── Materials provided ──

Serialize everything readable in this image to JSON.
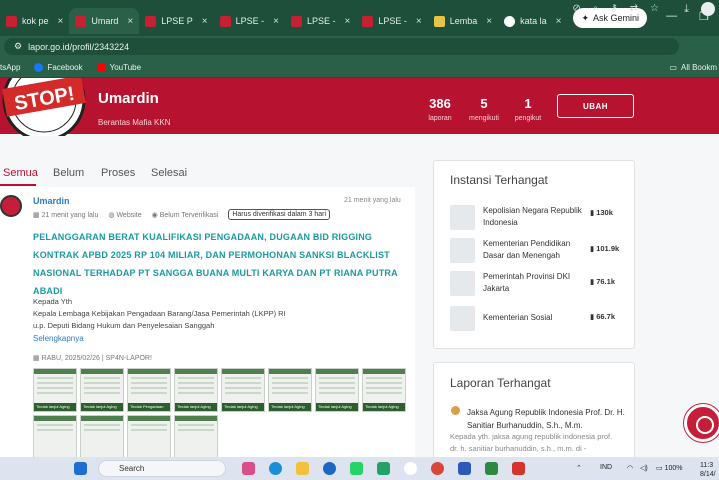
{
  "browser": {
    "tabs": [
      {
        "label": "kok pe"
      },
      {
        "label": "Umard",
        "active": true
      },
      {
        "label": "LPSE P"
      },
      {
        "label": "LPSE -"
      },
      {
        "label": "LPSE -"
      },
      {
        "label": "LPSE -"
      },
      {
        "label": "Lemba"
      },
      {
        "label": "kata la"
      }
    ],
    "tab_close": "×",
    "new_tab": "+",
    "gemini_label": "Ask Gemini",
    "url": "lapor.go.id/profil/2343224",
    "bookmarks": [
      "tsApp",
      "Facebook",
      "YouTube"
    ],
    "all_bookmarks": "All Bookm"
  },
  "profile": {
    "name": "Umardin",
    "tagline": "Berantas Mafia KKN",
    "stats": [
      {
        "value": "386",
        "label": "laporan"
      },
      {
        "value": "5",
        "label": "mengikuti"
      },
      {
        "value": "1",
        "label": "pengikut"
      }
    ],
    "edit_button": "UBAH",
    "logo_text": "STOP!"
  },
  "filters": [
    "Semua",
    "Belum",
    "Proses",
    "Selesai"
  ],
  "report": {
    "author": "Umardin",
    "time": "21 menit yang lalu",
    "meta_time": "21 menit yang lalu",
    "meta_channel": "Website",
    "meta_status": "Belum Terverifikasi",
    "meta_badge": "Harus diverifikasi dalam 3 hari",
    "title": "PELANGGARAN BERAT KUALIFIKASI PENGADAAN, DUGAAN BID RIGGING KONTRAK APBD 2025 RP 104 MILIAR, DAN PERMOHONAN SANKSI BLACKLIST NASIONAL TERHADAP PT SANGGA BUANA MULTI KARYA DAN PT RIANA PUTRA ABADI",
    "body_lines": [
      "Kepada Yth",
      "Kepala Lembaga Kebijakan Pengadaan Barang/Jasa Pemerintah (LKPP) RI",
      "u.p. Deputi Bidang Hukum dan Penyelesaian Sanggah"
    ],
    "read_more": "Selengkapnya",
    "date_line": "RABU, 2025/02/26  |  SP4N-LAPOR!",
    "thumb_captions": [
      "Tindak lanjut Aging",
      "Tindak lanjut Aging",
      "Tindak Pengadaan",
      "Tindak lanjut Aging",
      "Tindak lanjut Aging",
      "Tindak lanjut Aging",
      "Tindak lanjut Aging",
      "Tindak lanjut Aging",
      "",
      "",
      "",
      ""
    ]
  },
  "sidebar": {
    "instansi_title": "Instansi Terhangat",
    "instansi": [
      {
        "name": "Kepolisian Negara Republik Indonesia",
        "count": "130k"
      },
      {
        "name": "Kementerian Pendidikan Dasar dan Menengah",
        "count": "101.9k"
      },
      {
        "name": "Pemerintah Provinsi DKI Jakarta",
        "count": "76.1k"
      },
      {
        "name": "Kementerian Sosial",
        "count": "66.7k"
      }
    ],
    "laporan_title": "Laporan Terhangat",
    "laporan_item_title": "Jaksa Agung Republik Indonesia Prof. Dr. H. Sanitiar Burhanuddin, S.h., M.m.",
    "laporan_item_body": "Kepada yth. jaksa agung republik indonesia prof. dr. h. sanitiar burhanuddin, s.h., m.m. di -"
  },
  "taskbar": {
    "search_placeholder": "Search",
    "lang": "IND",
    "battery": "100%",
    "time": "11:3",
    "date": "8/14/"
  }
}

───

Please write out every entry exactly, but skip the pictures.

Serialize everything readable in this image to JSON.
{
  "browser": {
    "tabs": [
      {
        "label": "kok pe"
      },
      {
        "label": "Umard",
        "active": true
      },
      {
        "label": "LPSE P"
      },
      {
        "label": "LPSE -"
      },
      {
        "label": "LPSE -"
      },
      {
        "label": "LPSE -"
      },
      {
        "label": "Lemba"
      },
      {
        "label": "kata la"
      }
    ],
    "tab_close": "×",
    "new_tab": "+",
    "gemini_label": "Ask Gemini",
    "url": "lapor.go.id/profil/2343224",
    "bookmarks": [
      "tsApp",
      "Facebook",
      "YouTube"
    ],
    "all_bookmarks": "All Bookm"
  },
  "profile": {
    "name": "Umardin",
    "tagline": "Berantas Mafia KKN",
    "stats": [
      {
        "value": "386",
        "label": "laporan"
      },
      {
        "value": "5",
        "label": "mengikuti"
      },
      {
        "value": "1",
        "label": "pengikut"
      }
    ],
    "edit_button": "UBAH",
    "logo_text": "STOP!"
  },
  "filters": [
    "Semua",
    "Belum",
    "Proses",
    "Selesai"
  ],
  "report": {
    "author": "Umardin",
    "time": "21 menit yang lalu",
    "meta_time": "21 menit yang lalu",
    "meta_channel": "Website",
    "meta_status": "Belum Terverifikasi",
    "meta_badge": "Harus diverifikasi dalam 3 hari",
    "title": "PELANGGARAN BERAT KUALIFIKASI PENGADAAN, DUGAAN BID RIGGING KONTRAK APBD 2025 RP 104 MILIAR, DAN PERMOHONAN SANKSI BLACKLIST NASIONAL TERHADAP PT SANGGA BUANA MULTI KARYA DAN PT RIANA PUTRA ABADI",
    "body_lines": [
      "Kepada Yth",
      "Kepala Lembaga Kebijakan Pengadaan Barang/Jasa Pemerintah (LKPP) RI",
      "u.p. Deputi Bidang Hukum dan Penyelesaian Sanggah"
    ],
    "read_more": "Selengkapnya",
    "date_line": "RABU, 2025/02/26  |  SP4N-LAPOR!",
    "thumb_captions": [
      "Tindak lanjut Aging",
      "Tindak lanjut Aging",
      "Tindak Pengadaan",
      "Tindak lanjut Aging",
      "Tindak lanjut Aging",
      "Tindak lanjut Aging",
      "Tindak lanjut Aging",
      "Tindak lanjut Aging",
      "",
      "",
      "",
      ""
    ]
  },
  "sidebar": {
    "instansi_title": "Instansi Terhangat",
    "instansi": [
      {
        "name": "Kepolisian Negara Republik Indonesia",
        "count": "130k"
      },
      {
        "name": "Kementerian Pendidikan Dasar dan Menengah",
        "count": "101.9k"
      },
      {
        "name": "Pemerintah Provinsi DKI Jakarta",
        "count": "76.1k"
      },
      {
        "name": "Kementerian Sosial",
        "count": "66.7k"
      }
    ],
    "laporan_title": "Laporan Terhangat",
    "laporan_item_title": "Jaksa Agung Republik Indonesia Prof. Dr. H. Sanitiar Burhanuddin, S.h., M.m.",
    "laporan_item_body": "Kepada yth. jaksa agung republik indonesia prof. dr. h. sanitiar burhanuddin, s.h., m.m. di -"
  },
  "taskbar": {
    "search_placeholder": "Search",
    "lang": "IND",
    "battery": "100%",
    "time": "11:3",
    "date": "8/14/"
  }
}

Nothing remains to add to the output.